Consider this quote from Catie Lazarus in a recent Fast Company article:
My dad always told me that when you’re handed a test, put your pencil down and don’t write a thing.
My post today is the next in a series of posts: from embodied cognition to enclothed cognition and now entooled cognition. The basic premise of all of these phenomena is that physical priming can exert a much stronger influence than mental priming can. If the concept of old age is primed in your mind, you will unconsciously walk slower to the elevator when leaving the room (at least at the population average level – I don’t know about you personally). But if you are placed in a physical posture typical of an old person, it will have a stronger effect. And if you are wearing attire typical of an older person, that will have an effect that is stronger still.

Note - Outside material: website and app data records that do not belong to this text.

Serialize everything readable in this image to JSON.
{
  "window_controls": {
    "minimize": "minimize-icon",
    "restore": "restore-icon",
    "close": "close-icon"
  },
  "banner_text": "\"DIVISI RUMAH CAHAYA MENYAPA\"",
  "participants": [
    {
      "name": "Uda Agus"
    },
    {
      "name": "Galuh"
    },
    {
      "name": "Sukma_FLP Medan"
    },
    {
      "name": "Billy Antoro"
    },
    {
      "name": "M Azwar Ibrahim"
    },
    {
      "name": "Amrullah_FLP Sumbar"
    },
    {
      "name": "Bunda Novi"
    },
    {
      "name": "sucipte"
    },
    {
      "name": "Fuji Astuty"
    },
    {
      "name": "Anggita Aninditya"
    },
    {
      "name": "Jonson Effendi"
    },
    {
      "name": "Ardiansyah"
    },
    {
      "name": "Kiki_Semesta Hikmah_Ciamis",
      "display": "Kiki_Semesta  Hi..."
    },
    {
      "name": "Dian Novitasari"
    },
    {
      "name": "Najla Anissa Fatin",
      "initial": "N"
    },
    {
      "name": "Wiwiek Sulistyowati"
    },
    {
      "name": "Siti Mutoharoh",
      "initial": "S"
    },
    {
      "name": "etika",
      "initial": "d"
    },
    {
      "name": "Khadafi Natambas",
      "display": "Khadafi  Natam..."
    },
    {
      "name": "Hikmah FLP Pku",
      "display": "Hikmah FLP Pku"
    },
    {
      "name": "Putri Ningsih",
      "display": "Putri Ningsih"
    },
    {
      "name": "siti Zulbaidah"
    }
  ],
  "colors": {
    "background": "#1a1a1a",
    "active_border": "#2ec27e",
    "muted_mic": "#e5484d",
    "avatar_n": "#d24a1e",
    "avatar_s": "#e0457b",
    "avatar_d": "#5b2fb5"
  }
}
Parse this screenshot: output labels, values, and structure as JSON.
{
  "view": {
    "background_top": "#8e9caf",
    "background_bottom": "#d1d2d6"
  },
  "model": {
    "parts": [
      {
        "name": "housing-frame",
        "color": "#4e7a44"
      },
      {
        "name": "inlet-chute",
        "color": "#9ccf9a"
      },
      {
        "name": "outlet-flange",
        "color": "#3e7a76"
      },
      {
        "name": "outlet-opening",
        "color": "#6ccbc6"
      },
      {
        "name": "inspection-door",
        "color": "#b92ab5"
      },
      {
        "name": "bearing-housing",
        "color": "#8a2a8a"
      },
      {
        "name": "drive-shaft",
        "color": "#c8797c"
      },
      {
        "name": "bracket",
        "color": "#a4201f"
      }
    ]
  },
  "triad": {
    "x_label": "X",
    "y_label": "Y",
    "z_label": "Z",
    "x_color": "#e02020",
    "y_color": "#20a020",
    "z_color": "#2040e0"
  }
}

So entooled cognition is the next step in this continuum. Think of the adage “When you are holding a hammer, everything looks like a nail. That may have resonated with you even before you knew about priming. Now we know why it occurs. The purpose of the quote (which she relates as having been advice from her dad) is the countermeasure against entooled priming. If you are holding the pen, entooled cognition is going to prime you to start writing. So if you want to hold back, to resist the urge to jump right in, you can just try to ignore it. But of course the influence is largely unconscious. So it is even better to put down the pencil. Or the mouse. Or the smart phone.